### ACTION ITEM:
From the records that follow, copy every line in which "label" appears.

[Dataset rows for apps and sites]
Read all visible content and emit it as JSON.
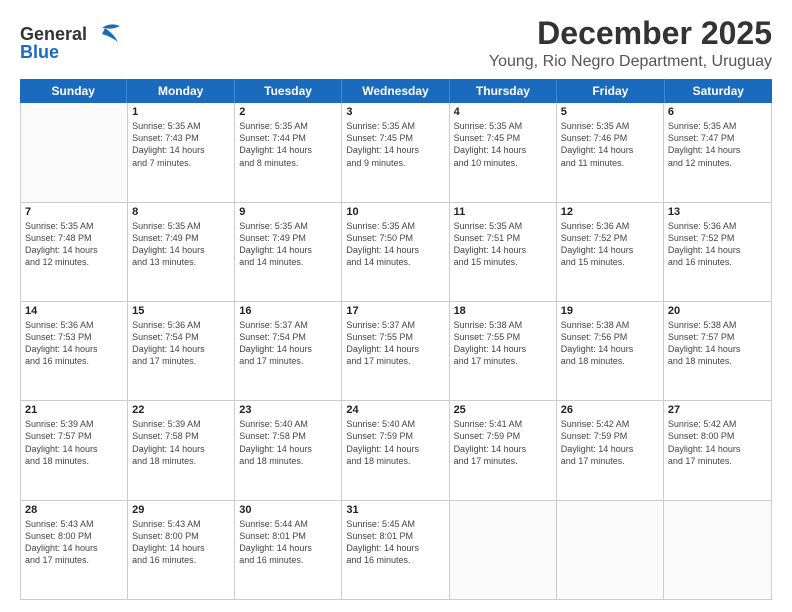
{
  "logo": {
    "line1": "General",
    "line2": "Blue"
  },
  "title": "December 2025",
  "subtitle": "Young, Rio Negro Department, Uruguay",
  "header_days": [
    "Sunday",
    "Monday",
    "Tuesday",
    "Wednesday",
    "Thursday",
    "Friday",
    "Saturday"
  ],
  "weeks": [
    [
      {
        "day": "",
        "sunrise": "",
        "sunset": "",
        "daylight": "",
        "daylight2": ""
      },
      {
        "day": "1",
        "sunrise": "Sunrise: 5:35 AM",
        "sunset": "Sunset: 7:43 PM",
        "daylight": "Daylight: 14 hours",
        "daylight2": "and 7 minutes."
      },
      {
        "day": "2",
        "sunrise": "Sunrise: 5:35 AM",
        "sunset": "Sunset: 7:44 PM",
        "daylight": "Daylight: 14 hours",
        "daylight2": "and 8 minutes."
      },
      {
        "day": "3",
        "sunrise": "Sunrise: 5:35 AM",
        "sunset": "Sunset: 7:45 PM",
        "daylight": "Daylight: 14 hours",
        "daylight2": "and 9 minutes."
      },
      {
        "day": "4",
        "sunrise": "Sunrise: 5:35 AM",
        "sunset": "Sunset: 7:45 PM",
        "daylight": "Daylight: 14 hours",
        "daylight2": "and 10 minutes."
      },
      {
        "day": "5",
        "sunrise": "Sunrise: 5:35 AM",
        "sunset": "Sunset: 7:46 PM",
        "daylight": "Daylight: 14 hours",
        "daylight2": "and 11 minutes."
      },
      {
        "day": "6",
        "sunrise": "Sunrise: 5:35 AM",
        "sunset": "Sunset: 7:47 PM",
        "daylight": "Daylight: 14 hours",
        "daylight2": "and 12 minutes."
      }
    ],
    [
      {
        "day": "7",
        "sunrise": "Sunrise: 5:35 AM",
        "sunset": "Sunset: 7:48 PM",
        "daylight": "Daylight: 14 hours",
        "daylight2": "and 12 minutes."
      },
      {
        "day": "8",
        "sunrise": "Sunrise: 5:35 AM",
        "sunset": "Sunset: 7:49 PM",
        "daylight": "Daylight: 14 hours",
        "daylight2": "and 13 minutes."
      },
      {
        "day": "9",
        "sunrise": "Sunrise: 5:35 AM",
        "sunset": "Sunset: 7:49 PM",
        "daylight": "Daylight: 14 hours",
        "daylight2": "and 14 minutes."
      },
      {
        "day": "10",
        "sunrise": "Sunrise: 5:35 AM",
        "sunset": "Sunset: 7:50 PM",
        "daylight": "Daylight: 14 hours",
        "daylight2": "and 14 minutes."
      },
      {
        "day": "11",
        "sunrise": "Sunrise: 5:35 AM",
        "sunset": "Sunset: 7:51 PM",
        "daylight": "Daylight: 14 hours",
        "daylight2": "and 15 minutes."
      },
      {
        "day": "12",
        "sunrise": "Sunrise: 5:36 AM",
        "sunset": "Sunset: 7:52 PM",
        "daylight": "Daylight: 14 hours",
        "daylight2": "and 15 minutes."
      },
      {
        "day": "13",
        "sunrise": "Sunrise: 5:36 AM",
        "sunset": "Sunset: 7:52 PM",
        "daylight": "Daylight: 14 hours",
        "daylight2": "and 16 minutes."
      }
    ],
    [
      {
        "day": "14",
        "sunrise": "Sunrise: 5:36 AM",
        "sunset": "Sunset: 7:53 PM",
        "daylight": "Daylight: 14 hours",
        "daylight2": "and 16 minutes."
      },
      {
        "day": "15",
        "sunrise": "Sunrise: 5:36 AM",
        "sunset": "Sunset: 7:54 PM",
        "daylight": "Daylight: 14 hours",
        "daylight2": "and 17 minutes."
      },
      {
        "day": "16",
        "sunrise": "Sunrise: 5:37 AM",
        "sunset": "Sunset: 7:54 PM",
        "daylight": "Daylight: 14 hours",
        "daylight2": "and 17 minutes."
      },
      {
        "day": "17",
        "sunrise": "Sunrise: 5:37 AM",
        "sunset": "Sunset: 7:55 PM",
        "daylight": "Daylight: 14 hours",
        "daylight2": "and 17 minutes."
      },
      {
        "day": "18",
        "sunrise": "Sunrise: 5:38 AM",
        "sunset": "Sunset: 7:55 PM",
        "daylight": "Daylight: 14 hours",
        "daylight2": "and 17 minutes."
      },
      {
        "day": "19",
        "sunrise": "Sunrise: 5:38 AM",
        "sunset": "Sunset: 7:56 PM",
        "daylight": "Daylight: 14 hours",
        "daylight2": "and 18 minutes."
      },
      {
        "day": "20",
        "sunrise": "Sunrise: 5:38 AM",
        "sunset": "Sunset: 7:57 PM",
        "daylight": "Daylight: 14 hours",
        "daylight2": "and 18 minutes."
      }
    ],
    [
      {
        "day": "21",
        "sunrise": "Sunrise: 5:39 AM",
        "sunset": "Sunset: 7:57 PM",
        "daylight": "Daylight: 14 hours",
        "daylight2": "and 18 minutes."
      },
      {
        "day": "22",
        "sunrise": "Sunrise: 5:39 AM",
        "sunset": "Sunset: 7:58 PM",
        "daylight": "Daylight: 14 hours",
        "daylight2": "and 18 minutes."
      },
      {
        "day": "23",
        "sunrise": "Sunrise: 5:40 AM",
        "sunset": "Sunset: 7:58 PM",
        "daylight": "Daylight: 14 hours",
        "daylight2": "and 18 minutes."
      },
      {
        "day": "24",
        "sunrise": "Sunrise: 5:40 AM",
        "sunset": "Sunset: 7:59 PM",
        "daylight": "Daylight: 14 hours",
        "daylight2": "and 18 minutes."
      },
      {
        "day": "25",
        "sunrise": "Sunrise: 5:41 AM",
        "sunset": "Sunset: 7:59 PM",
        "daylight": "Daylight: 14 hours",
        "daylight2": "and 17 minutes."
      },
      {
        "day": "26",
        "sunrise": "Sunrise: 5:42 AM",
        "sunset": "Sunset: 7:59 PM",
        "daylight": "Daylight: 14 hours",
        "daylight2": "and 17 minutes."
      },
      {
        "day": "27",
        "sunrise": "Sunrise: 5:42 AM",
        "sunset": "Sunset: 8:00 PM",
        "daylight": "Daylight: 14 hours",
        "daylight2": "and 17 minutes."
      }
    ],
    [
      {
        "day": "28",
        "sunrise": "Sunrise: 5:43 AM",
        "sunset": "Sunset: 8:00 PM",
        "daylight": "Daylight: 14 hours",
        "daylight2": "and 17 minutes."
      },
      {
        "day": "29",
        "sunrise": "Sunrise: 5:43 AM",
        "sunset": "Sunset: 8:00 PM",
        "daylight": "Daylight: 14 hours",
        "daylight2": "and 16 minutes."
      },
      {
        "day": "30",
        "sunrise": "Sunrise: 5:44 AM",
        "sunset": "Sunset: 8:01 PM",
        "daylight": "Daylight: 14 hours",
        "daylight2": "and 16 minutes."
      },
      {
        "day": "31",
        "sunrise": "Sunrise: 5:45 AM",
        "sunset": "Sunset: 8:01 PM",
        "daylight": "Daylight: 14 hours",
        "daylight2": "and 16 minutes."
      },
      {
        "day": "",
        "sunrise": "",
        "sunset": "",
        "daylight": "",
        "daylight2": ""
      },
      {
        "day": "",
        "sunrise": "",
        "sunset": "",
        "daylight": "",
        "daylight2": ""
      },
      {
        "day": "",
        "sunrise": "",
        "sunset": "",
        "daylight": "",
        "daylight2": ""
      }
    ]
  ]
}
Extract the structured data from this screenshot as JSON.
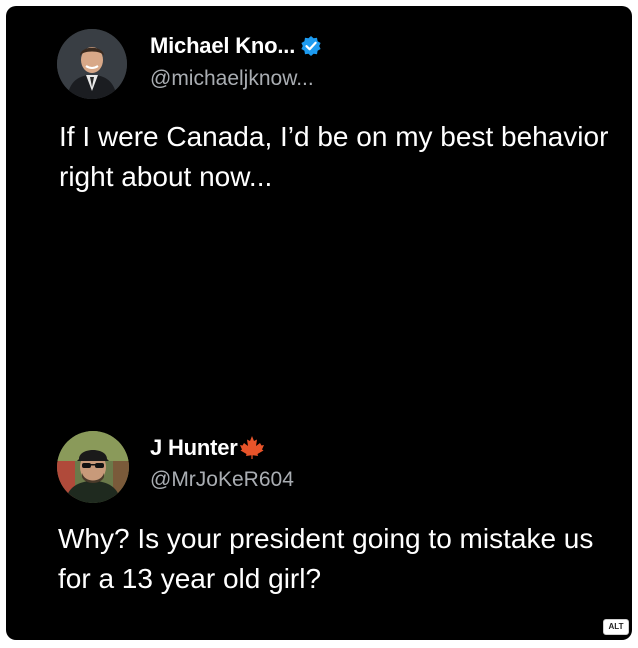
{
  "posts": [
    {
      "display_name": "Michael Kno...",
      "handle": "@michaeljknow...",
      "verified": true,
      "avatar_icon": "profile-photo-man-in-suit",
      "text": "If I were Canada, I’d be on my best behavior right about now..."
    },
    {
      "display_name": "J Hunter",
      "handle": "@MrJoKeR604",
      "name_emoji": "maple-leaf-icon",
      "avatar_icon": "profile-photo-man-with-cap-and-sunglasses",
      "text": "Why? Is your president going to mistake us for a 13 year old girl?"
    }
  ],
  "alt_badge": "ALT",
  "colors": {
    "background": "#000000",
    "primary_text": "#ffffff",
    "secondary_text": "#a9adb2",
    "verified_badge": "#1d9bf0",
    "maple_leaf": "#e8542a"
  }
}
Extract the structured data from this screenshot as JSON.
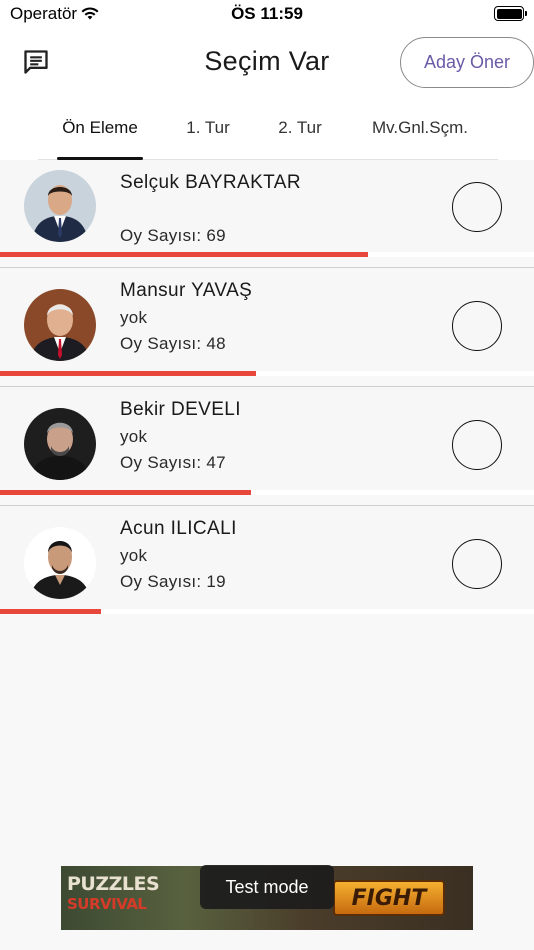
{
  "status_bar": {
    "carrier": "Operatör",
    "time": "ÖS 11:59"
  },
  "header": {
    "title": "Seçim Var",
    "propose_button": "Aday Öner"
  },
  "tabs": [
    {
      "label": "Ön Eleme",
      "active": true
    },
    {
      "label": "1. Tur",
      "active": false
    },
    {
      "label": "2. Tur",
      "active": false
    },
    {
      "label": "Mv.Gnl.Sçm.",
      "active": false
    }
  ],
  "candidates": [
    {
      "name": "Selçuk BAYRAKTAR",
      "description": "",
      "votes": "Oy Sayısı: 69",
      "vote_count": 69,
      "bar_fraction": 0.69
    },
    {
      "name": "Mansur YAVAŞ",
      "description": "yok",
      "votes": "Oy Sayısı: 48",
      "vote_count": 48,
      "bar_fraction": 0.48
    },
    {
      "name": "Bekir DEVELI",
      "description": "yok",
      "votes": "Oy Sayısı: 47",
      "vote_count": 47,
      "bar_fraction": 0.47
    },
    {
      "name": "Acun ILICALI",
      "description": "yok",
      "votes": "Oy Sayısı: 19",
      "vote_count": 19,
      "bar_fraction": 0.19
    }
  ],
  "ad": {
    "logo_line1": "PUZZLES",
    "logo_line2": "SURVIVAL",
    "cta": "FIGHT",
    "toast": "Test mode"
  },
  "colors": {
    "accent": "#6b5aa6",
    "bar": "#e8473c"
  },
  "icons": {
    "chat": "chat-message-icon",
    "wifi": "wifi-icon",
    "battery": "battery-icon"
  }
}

### ANSWER SPACE:
      "label": "Ön Eleme",
      "label": "1. Tur",
      "label": "2. Tur",
      "label": "Mv.Gnl.Sçm.",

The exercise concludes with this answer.